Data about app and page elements
•••

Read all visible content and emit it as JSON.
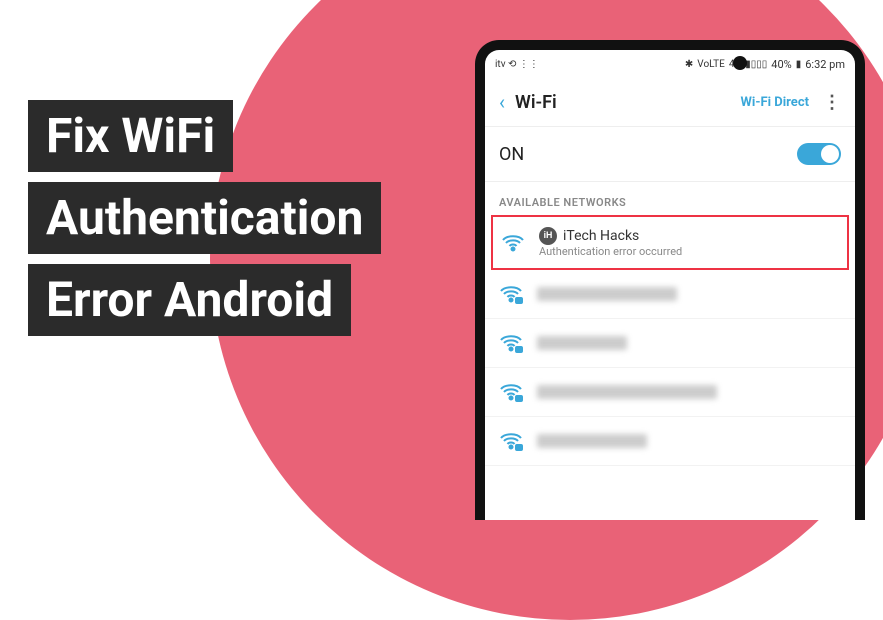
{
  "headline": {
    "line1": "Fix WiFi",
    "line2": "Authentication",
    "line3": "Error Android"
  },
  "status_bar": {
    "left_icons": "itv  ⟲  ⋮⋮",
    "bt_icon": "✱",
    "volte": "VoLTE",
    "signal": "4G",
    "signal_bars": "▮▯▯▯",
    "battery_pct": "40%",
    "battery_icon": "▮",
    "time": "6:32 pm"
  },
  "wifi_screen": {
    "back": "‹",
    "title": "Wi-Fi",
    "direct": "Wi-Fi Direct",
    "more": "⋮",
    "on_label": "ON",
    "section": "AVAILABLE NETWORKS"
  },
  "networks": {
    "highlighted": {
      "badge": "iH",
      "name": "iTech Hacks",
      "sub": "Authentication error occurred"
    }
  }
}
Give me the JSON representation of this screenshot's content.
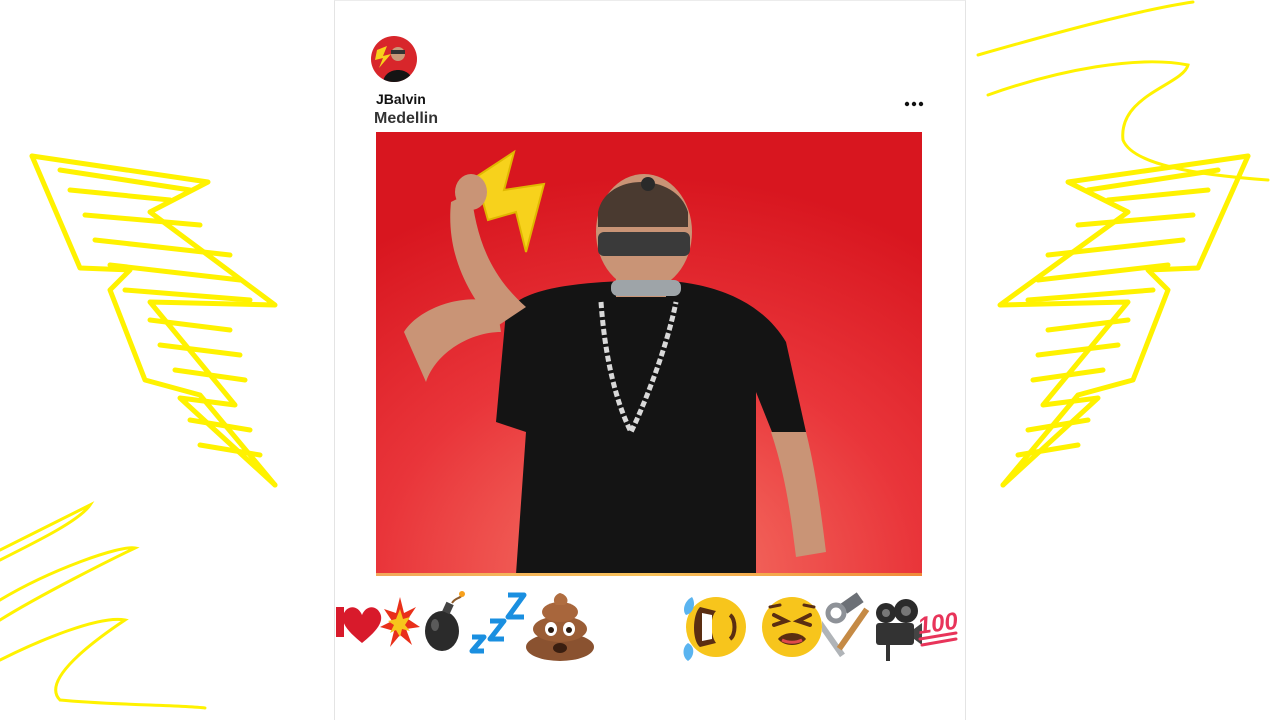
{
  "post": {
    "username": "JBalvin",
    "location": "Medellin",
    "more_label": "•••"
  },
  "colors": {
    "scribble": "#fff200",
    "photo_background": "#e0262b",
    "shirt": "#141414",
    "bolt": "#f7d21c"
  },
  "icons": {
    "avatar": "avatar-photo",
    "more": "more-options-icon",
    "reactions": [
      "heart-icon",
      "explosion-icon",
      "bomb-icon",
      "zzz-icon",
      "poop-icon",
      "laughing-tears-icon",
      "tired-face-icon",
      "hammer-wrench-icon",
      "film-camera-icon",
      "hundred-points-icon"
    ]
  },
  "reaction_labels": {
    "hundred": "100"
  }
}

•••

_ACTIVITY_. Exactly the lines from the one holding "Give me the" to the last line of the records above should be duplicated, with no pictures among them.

_COMPLETED TASK_.
Give me the JSON representation of this screenshot's content.
{
  "post": {
    "username": "JBalvin",
    "location": "Medellin",
    "more_label": "•••"
  },
  "colors": {
    "scribble": "#fff200",
    "photo_background": "#e0262b",
    "shirt": "#141414",
    "bolt": "#f7d21c"
  },
  "icons": {
    "avatar": "avatar-photo",
    "more": "more-options-icon",
    "reactions": [
      "heart-icon",
      "explosion-icon",
      "bomb-icon",
      "zzz-icon",
      "poop-icon",
      "laughing-tears-icon",
      "tired-face-icon",
      "hammer-wrench-icon",
      "film-camera-icon",
      "hundred-points-icon"
    ]
  },
  "reaction_labels": {
    "hundred": "100"
  }
}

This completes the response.